Data about app and page elements
::::

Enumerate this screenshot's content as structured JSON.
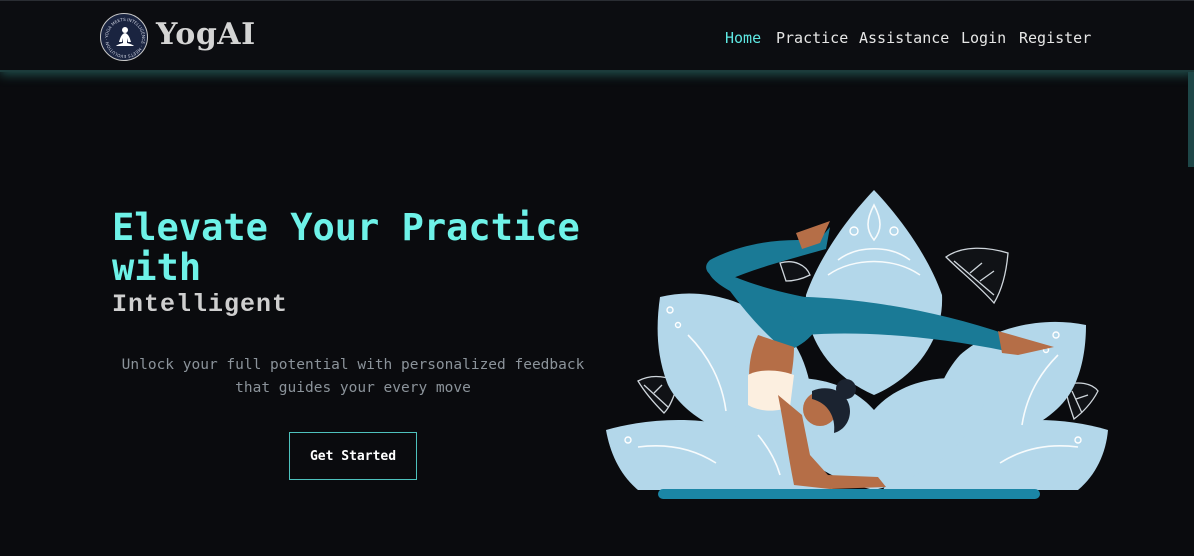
{
  "brand": {
    "name": "YogAI",
    "logo_ring_text": "YOGA MEETS INTELLIGENCE · MEETS EVOLUTION ·"
  },
  "nav": {
    "items": [
      {
        "label": "Home",
        "active": true
      },
      {
        "label": "Practice",
        "active": false
      },
      {
        "label": "Assistance",
        "active": false
      },
      {
        "label": "Login",
        "active": false
      },
      {
        "label": "Register",
        "active": false
      }
    ]
  },
  "hero": {
    "title": "Elevate Your Practice with",
    "subtitle": "Intelligent",
    "description": "Unlock your full potential with personalized feedback that guides your every move",
    "cta_label": "Get Started"
  },
  "colors": {
    "background": "#0a0b0e",
    "accent": "#5ee8e3",
    "title": "#6ef2e8",
    "lotus": "#b3d7ea",
    "pose_outfit": "#1a7a96"
  },
  "icons": {
    "logo": "meditating-figure-icon"
  }
}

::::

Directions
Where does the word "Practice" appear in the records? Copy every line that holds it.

Exercise output
        "label": "Practice",
    "title": "Elevate Your Practice with",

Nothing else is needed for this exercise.